:: Problem requirements ::
Every line from the one bearing "Output a JSON" through the last line of the entries should be printed exactly, with no other output.

:: Raw data ::

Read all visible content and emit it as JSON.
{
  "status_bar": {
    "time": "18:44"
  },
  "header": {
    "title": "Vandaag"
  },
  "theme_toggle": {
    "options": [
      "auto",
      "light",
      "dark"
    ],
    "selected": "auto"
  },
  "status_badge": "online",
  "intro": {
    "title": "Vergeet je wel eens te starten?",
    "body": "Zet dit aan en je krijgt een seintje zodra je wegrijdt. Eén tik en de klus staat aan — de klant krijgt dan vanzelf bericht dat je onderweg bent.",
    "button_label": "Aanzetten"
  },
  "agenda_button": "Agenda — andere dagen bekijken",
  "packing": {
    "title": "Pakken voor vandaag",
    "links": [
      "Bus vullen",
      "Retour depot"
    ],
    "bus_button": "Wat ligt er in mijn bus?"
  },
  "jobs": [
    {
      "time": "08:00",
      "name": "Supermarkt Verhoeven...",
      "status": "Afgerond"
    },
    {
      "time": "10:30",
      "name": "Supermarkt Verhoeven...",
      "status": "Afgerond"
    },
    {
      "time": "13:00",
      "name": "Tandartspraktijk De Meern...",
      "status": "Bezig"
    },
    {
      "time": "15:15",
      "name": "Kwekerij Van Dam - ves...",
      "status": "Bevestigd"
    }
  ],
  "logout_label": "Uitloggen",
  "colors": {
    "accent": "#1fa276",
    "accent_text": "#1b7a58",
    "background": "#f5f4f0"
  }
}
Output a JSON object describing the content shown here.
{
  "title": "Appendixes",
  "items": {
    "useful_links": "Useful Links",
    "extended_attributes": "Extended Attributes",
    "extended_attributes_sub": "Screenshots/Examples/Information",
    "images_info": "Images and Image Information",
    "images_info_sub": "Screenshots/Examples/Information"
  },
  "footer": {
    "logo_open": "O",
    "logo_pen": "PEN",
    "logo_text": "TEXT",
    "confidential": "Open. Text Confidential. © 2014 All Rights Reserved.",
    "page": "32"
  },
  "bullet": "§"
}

:: Answer to the problem ::
Output a JSON object describing the content shown here.
{
  "title": "Appendixes",
  "items": {
    "useful_links": "Useful Links",
    "extended_attributes": "Extended Attributes",
    "extended_attributes_sub": "Screenshots/Examples/Information",
    "images_info": "Images and Image Information",
    "images_info_sub": "Screenshots/Examples/Information"
  },
  "footer": {
    "logo_open": "O",
    "logo_pen": "PEN",
    "logo_text": "TEXT",
    "confidential": "Open. Text Confidential. © 2014 All Rights Reserved.",
    "page": "32"
  },
  "bullet": "§"
}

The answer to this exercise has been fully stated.